(App and web page records)

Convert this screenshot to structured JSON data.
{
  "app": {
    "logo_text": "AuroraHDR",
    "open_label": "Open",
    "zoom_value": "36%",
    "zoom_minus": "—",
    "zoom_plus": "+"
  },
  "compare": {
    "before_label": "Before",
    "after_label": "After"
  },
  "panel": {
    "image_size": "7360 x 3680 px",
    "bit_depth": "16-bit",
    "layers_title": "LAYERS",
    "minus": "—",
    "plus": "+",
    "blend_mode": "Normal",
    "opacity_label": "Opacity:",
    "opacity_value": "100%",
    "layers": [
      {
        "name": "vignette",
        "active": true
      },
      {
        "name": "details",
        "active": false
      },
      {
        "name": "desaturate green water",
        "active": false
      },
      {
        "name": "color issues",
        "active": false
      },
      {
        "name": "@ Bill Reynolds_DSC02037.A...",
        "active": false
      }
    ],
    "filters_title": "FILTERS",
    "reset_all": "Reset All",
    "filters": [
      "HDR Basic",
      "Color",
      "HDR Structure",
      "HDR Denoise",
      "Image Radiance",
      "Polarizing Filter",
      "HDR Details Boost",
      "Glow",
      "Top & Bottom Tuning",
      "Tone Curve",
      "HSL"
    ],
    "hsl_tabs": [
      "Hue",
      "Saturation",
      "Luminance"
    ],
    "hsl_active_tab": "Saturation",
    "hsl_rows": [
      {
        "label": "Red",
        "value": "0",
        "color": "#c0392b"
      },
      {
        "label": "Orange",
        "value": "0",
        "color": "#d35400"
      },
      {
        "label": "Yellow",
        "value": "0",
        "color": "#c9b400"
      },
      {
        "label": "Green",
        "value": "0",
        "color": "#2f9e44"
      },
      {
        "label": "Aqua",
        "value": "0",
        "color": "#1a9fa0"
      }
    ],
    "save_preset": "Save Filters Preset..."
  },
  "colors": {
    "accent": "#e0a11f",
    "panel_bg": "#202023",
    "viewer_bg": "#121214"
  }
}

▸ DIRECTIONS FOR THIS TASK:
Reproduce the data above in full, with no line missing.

▸ EXERCISE SOLUTION:
Convert this screenshot to structured JSON data.
{
  "app": {
    "logo_text": "AuroraHDR",
    "open_label": "Open",
    "zoom_value": "36%",
    "zoom_minus": "—",
    "zoom_plus": "+"
  },
  "compare": {
    "before_label": "Before",
    "after_label": "After"
  },
  "panel": {
    "image_size": "7360 x 3680 px",
    "bit_depth": "16-bit",
    "layers_title": "LAYERS",
    "minus": "—",
    "plus": "+",
    "blend_mode": "Normal",
    "opacity_label": "Opacity:",
    "opacity_value": "100%",
    "layers": [
      {
        "name": "vignette",
        "active": true
      },
      {
        "name": "details",
        "active": false
      },
      {
        "name": "desaturate green water",
        "active": false
      },
      {
        "name": "color issues",
        "active": false
      },
      {
        "name": "@ Bill Reynolds_DSC02037.A...",
        "active": false
      }
    ],
    "filters_title": "FILTERS",
    "reset_all": "Reset All",
    "filters": [
      "HDR Basic",
      "Color",
      "HDR Structure",
      "HDR Denoise",
      "Image Radiance",
      "Polarizing Filter",
      "HDR Details Boost",
      "Glow",
      "Top & Bottom Tuning",
      "Tone Curve",
      "HSL"
    ],
    "hsl_tabs": [
      "Hue",
      "Saturation",
      "Luminance"
    ],
    "hsl_active_tab": "Saturation",
    "hsl_rows": [
      {
        "label": "Red",
        "value": "0",
        "color": "#c0392b"
      },
      {
        "label": "Orange",
        "value": "0",
        "color": "#d35400"
      },
      {
        "label": "Yellow",
        "value": "0",
        "color": "#c9b400"
      },
      {
        "label": "Green",
        "value": "0",
        "color": "#2f9e44"
      },
      {
        "label": "Aqua",
        "value": "0",
        "color": "#1a9fa0"
      }
    ],
    "save_preset": "Save Filters Preset..."
  },
  "colors": {
    "accent": "#e0a11f",
    "panel_bg": "#202023",
    "viewer_bg": "#121214"
  }
}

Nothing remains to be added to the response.